I’ve often wondered how I came to learn much of what I know. More specifically, I’m intrigued by the processes I use to learn, rather than where I’ve learned it all – as the sources didn’t teach me how to seek knowledge, but instead just gave me the knowledge.
A standard practice of my learning is my utilization of a large variety of resources. It’s fascinating how many people I can talk to that will never interact with each other, and thus I can safely approach without fear of overlap, but still receive a wide variety of thoughts and experiences outside my own. My long-standing tendency to befriend people older than myself helps a lot with this, too.
Some of these are friends, whom aid by walking ahead of me (as the majority of my friends have been older than me, since the beginning) and allowing me to watch as they make lots of stupid mistakes. A few are mentors – not necessarily teachers, but the handful of guys I looked up to and seek out for advice and clarification. The last group would be my ‘audience’. The audience consists of all the people that get to experience the end product, and then supply feedback on where I am. These would be family, friends, acquaintances (peers and co-workers), and superiors (elders, teachers, bosses).
My process of learning begins before there’s even a real problem to address. At the earliest hint or inkling of any new issue, I inflate whatever I experience to what feels reasonable to me, in order to justify a measurable reaction. Reasonable is traditionally defined by how I see those I respect handle similar conflict within their lives – but as time marches on, I move closer to perceptual independence. I know that realistically, my situation is often a far cry from what most people are truly experiencing, thus when I set out to learn more about what a whole situation is about and how to deal with it, I preface everything with the knowledge that I’m young and inexperienced. The boons from this are twofold: my chosen teachers are more inclined to share what they have to know due to this candid confidence in them, and they’re also less likely to alter their translation in an attempt to appear more or less than what they truly are. If they know they’re not being judged for their views, but instead being relied on, they’re infinitely more willing to offer honest advice without consideration for bias. I can then make use of the availability of multiple extreme viewpoints, and taking them all into consideration, find the happy median, a balanced portion of everything I’ve heard.
Take a case example: for much of my early pubescence, I was entirely convinced of my need for some kind of romantic relationship. Some of the motivation for this could be cited towards bizarre parental relations (or lack thereof) in early youth, but looking back, it seems to me that I was attempting to tackle a problem that many men don’t ever figure out how to address, even into their last years. Spawned out of the rather irrational fear that I may have to deal with it for the rest of my life, I felt rushed to exterminate a weakness that I saw plaguing men greater than myself.
This is the formula I concocted, as best I can tell.
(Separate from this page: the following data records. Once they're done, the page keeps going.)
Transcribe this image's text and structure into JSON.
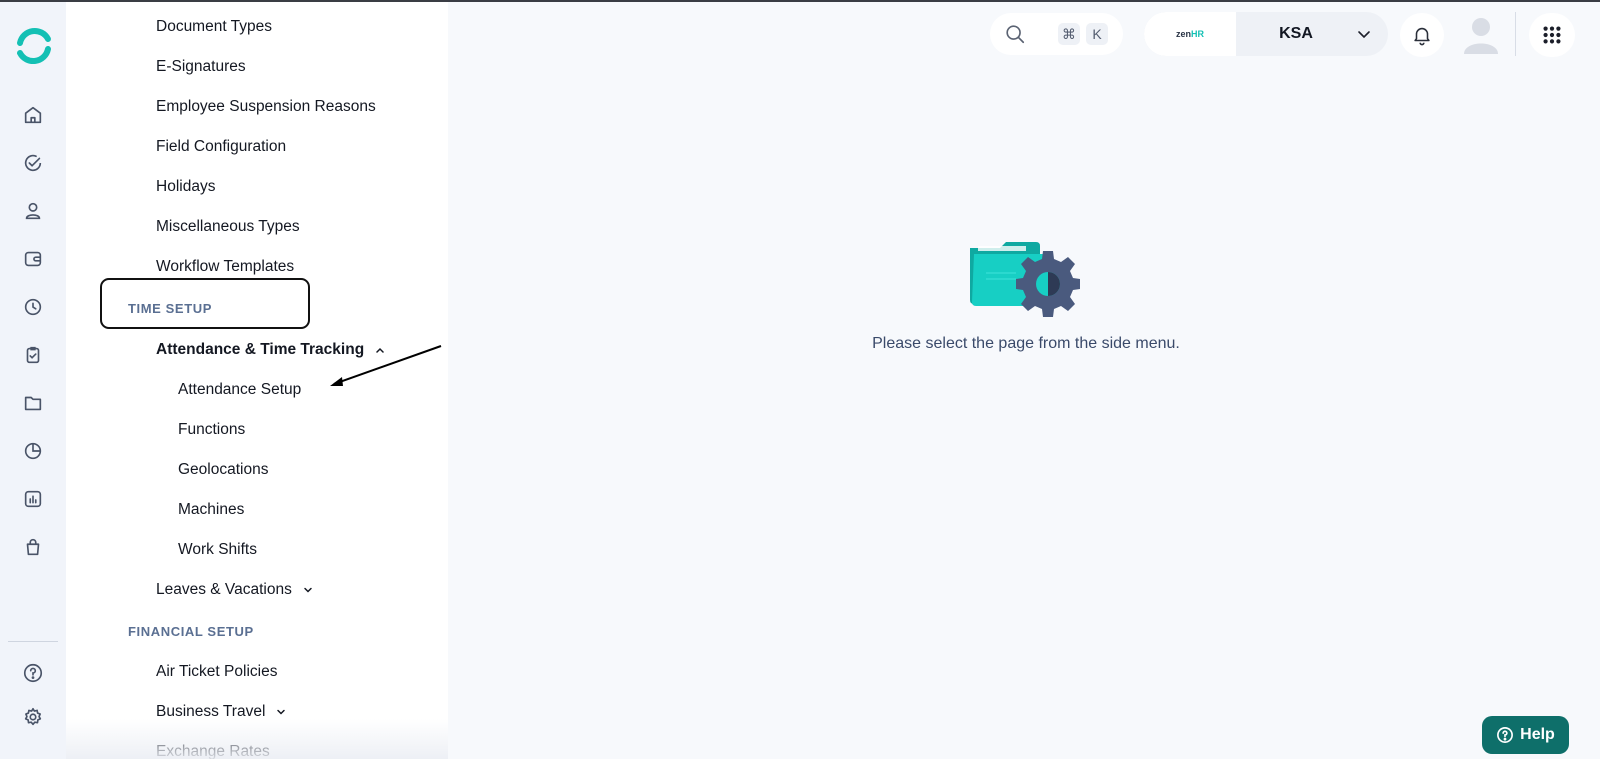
{
  "rail": {
    "icons": [
      "home-icon",
      "check-circle-icon",
      "user-icon",
      "wallet-icon",
      "clock-icon",
      "clipboard-check-icon",
      "folder-icon",
      "pie-chart-icon",
      "bar-chart-icon",
      "shopping-bag-icon",
      "help-circle-icon",
      "gear-icon"
    ]
  },
  "menu": {
    "items_top": [
      "Document Types",
      "E-Signatures",
      "Employee Suspension Reasons",
      "Field Configuration",
      "Holidays",
      "Miscellaneous Types",
      "Workflow Templates"
    ],
    "time_setup_label": "TIME SETUP",
    "attendance_group": "Attendance & Time Tracking",
    "attendance_items": [
      "Attendance Setup",
      "Functions",
      "Geolocations",
      "Machines",
      "Work Shifts"
    ],
    "leaves_group": "Leaves & Vacations",
    "financial_setup_label": "FINANCIAL SETUP",
    "financial_items": [
      "Air Ticket Policies"
    ],
    "business_travel": "Business Travel",
    "exchange_rates": "Exchange Rates"
  },
  "topbar": {
    "shortcut_cmd": "⌘",
    "shortcut_key": "K",
    "brand_left": "zen",
    "brand_right": "HR",
    "company_name": "KSA"
  },
  "main": {
    "empty_message": "Please select the page from the side menu."
  },
  "help_label": "Help",
  "colors": {
    "accent": "#14c0b4",
    "help_bg": "#0e6f6a",
    "section": "#5a6f92"
  }
}
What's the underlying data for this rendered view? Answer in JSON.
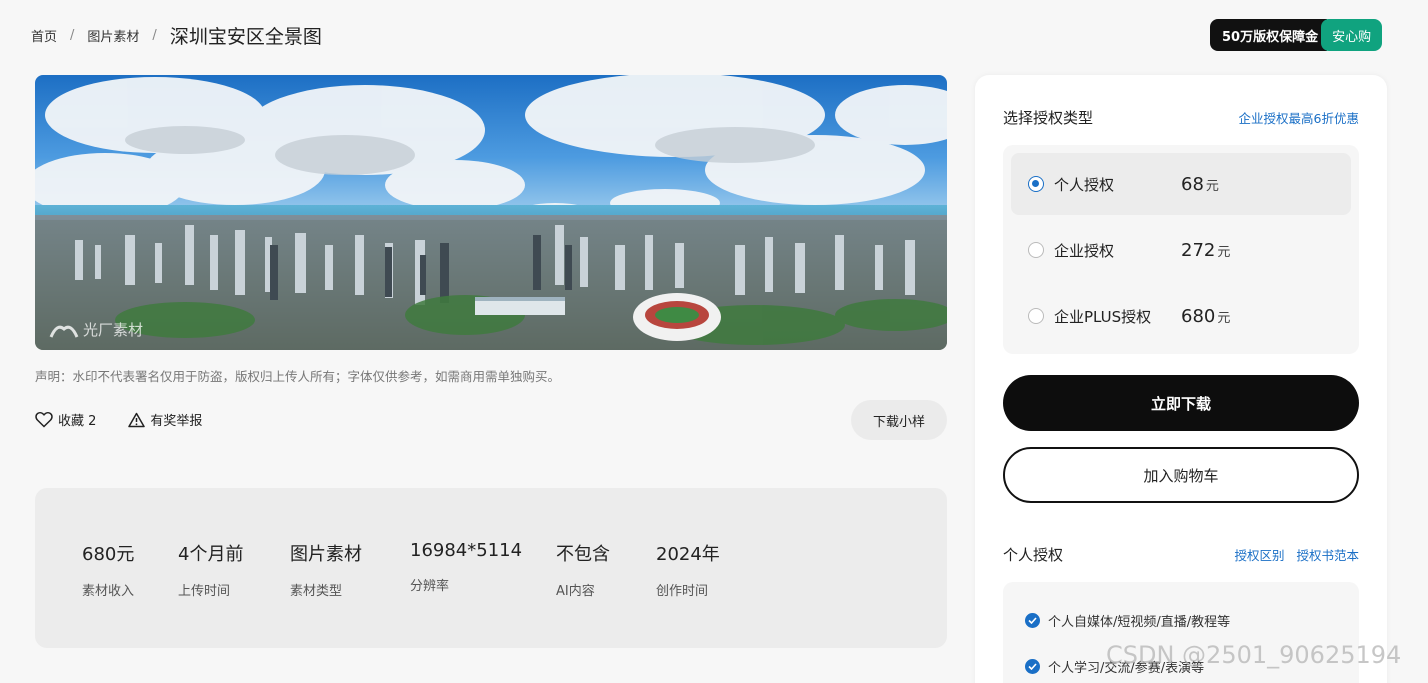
{
  "breadcrumb": {
    "home": "首页",
    "category": "图片素材",
    "separator": "/",
    "title": "深圳宝安区全景图"
  },
  "guarantee": {
    "left": "50万版权保障金",
    "right": "安心购"
  },
  "image": {
    "watermark": "光厂素材",
    "disclaimer": "声明：水印不代表署名仅用于防盗，版权归上传人所有；字体仅供参考，如需商用需单独购买。"
  },
  "actions": {
    "favorite_label": "收藏 2",
    "report_label": "有奖举报",
    "sample_label": "下载小样"
  },
  "info": [
    {
      "value": "680元",
      "label": "素材收入"
    },
    {
      "value": "4个月前",
      "label": "上传时间"
    },
    {
      "value": "图片素材",
      "label": "素材类型"
    },
    {
      "value": "16984*5114",
      "label": "分辨率"
    },
    {
      "value": "不包含",
      "label": "AI内容"
    },
    {
      "value": "2024年",
      "label": "创作时间"
    }
  ],
  "panel": {
    "title": "选择授权类型",
    "promo_link": "企业授权最高6折优惠",
    "options": [
      {
        "name": "个人授权",
        "price": "68",
        "unit": "元",
        "selected": true
      },
      {
        "name": "企业授权",
        "price": "272",
        "unit": "元",
        "selected": false
      },
      {
        "name": "企业PLUS授权",
        "price": "680",
        "unit": "元",
        "selected": false
      }
    ],
    "download_label": "立即下载",
    "cart_label": "加入购物车",
    "license_title": "个人授权",
    "license_diff_link": "授权区别",
    "license_sample_link": "授权书范本",
    "license_items": [
      "个人自媒体/短视频/直播/教程等",
      "个人学习/交流/参赛/表演等"
    ]
  },
  "site_watermark": "CSDN @2501_90625194",
  "colors": {
    "accent_blue": "#1a6fc6",
    "guarantee_green": "#10a37f",
    "primary_black": "#0d0d0d"
  }
}
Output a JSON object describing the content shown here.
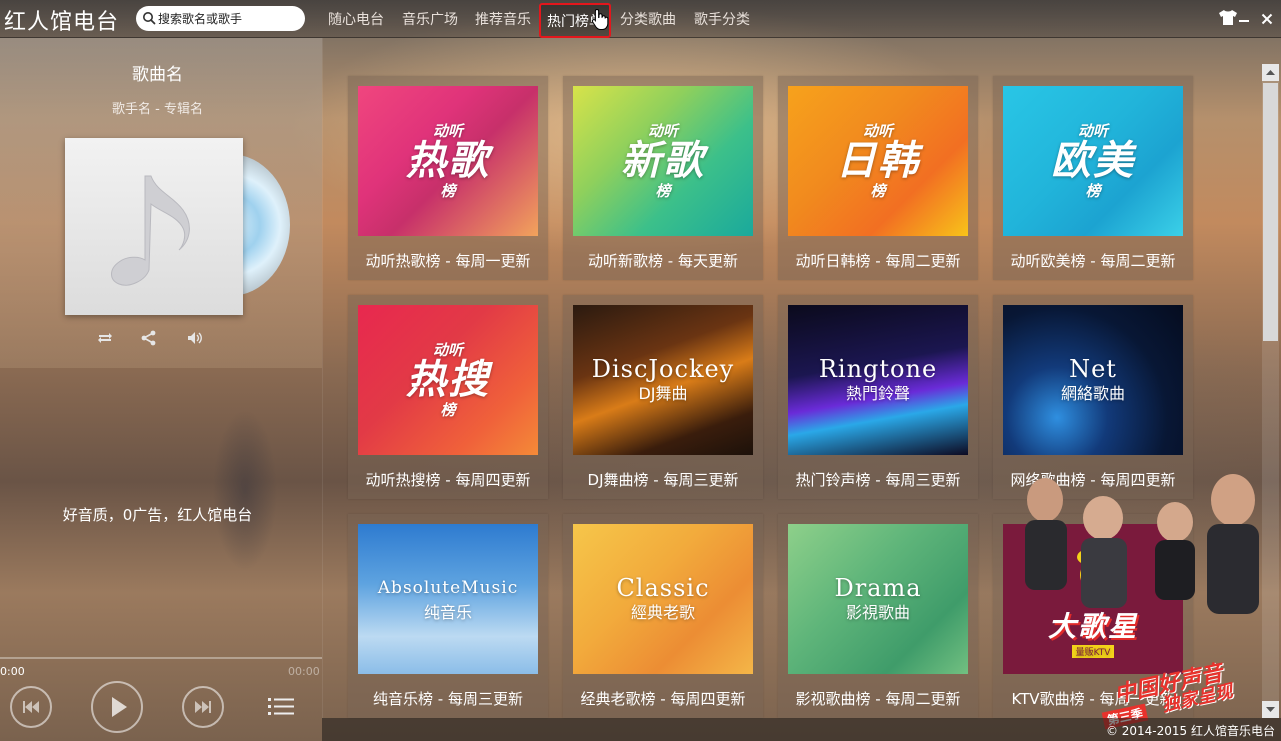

Step one: Encounter a new feeling that, ultimately, is insignificant. Examine it and compare it with what I know I could and should be feeling, were I in enhanced circumstances.
Two: Consider existing evidence on the matter and start watching others live out the situations I’m imagining myself in. It’s like living vicariously, but just taking notes on how other people are stupid and where I can afford to make mistakes. Once I’ve collected some concept of what’s normal and healthy, I start making more active efforts at addressing my self-made problem.
Three: Start discussing. Highly depending on the nature and sensitivity of the situation, but in general, I’ll find five different people I can trust to provide varied opinions on how reasonable my feelings are (remember that I’ve exaggerated everything in my head – what comes out to other people will sound significantly more realistic and reasonable than what I’m truly experiencing). A rough number, but I’ll keep talking until I feel satiated in the amount of information I’ve collected and the perspectives I’ve both assumed and received on the situation. I’ll process the information over (most typically) a week.
Four: Settle on one person to bring all my findings to that I haven’t talked to yet and present my situation and conclusions, but offered in the same manner as with my other friends – a dire need for advice, regardless of what I’ve learned thus far.
Five: Adjust, adapt, and record. I’ve successfully learned how to solve a problem that I haven’t experienced. By amplifying all my feelings in the situation and imagining myself in more epic circumstances than exist in reality, I push my perspective to a place that it won’t otherwise go.
People do a lot of things that they never realize.
I think too much.